The Leith Agency developed creative with eye catching images of naked bodies and crime scene tape which were guaranteed to get attention. However the dwell time on these formats also meant that people were given time to take out the real message behind the creative.
In a media first, we persuaded The Scottish Sun to let us take over the legendary Dear Deidre problem page - one of the most popular features and perfect for the subject matter.
Using the photo casebook to highlight a real life story about sharing images made the perfect link for readers. All letters on the problem page were from real people who had their lives badly affected by someone posting their intimate images. Deidre’s advice was interspersed with the key messages that posting images without consent is illegal and that the penalty is up to 5 years in prison.
As we entered into the second phase of the digital strategy we had one focus - to deliver high numbers of video views to ensure our key messages were being understood.
The campaign was optimised across a number of platforms including Facebook, Instagram, You Tube and In-Read programmatic video. Vertical video was the primary format for this mobile first audience.

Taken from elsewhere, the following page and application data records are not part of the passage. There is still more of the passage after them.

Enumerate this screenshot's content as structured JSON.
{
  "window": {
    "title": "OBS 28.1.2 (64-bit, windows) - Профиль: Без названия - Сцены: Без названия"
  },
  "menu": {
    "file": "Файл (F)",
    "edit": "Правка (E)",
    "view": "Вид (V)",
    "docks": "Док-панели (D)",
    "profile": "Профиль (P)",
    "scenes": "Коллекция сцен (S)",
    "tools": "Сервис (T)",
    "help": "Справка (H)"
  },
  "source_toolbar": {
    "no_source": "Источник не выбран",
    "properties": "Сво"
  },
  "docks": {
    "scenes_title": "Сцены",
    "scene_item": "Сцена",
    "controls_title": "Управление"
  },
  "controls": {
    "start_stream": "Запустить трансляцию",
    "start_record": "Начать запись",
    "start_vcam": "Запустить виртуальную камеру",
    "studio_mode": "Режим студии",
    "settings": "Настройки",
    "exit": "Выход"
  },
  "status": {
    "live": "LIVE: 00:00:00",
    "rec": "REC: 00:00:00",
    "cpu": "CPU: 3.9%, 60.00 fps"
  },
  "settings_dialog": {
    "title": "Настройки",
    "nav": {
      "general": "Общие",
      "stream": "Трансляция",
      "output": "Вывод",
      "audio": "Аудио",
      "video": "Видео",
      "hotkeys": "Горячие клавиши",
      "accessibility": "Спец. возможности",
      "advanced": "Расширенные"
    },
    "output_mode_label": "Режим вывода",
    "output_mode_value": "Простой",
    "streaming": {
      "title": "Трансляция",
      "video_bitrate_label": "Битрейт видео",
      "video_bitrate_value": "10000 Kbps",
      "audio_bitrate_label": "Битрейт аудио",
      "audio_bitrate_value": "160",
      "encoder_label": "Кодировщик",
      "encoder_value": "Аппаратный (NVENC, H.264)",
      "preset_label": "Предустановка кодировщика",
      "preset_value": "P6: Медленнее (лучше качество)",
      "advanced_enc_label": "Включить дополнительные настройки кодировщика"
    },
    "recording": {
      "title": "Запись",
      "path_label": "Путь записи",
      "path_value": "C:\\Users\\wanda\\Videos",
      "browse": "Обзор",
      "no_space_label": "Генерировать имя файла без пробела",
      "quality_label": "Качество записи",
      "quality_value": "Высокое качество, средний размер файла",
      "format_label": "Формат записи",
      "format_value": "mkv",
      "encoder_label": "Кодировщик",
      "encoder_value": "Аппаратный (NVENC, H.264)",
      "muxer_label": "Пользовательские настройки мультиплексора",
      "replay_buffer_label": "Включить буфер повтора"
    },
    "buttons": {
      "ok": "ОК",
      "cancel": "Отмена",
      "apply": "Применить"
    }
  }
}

We were also one of the first advertisers to use Snapchat which launched its ad platform just weeks before our campaign broke- a perfect fit for our target audience.
60% of Scottish Public should know what Revenge Porn is
Post Wave research showed that an astonishing 80% of people claimed to have seen or heard something about‘revenge porn’.
80% should be aware that revenge porn is a criminal offence
79% of people were able to say that NCSII was illegal, compared with 59% of people who hadn’t seen the campaign. 59% said that it could result in being charged and sent to prison, compared with only 30% of people who hadn’t seen the campaign. The key messages had cut through!
Deliver 25%+ advertising awareness
A huge 41% claimed to have seen our advertising (rising to 50% of 18-29s) When prompted, a staggering 51% recognised the advertising (rising to 60% of 18-29s) It was noted by KANTAR TNS that these figures were more in line with what a TV campaign would deliver.
Encourage action (discussion, behaviour change, reporting a crime)
Although this was primarily a public information campaign, a massive 22% of people (nearly half of all campaign recognisers) said they had taken action, having seen the campaign. 22% spoke to friends and 19% said they thought more carefully about images they were sharing. Remarkably, 7% said they had reported a crime as a direct result of seeing the campaign.
Drive engagement through digital (against RoM benchmarks)
This campaign smashed every digital benchmark we have – more than doubling client averages and producing “some of the most impressive results we’ve ever seen” according to Snapchat.
How insight and disruptive media changed a Scottish attitudes to revenge porn
The explosion of digital media has created many exciting new ways to communicate but also challenges, one being the dramatic rise in 'Revenge Porn' or non-consensual sharing of intimate images. Our campaign - on less than £60,000 media budget - changed a nations attitudes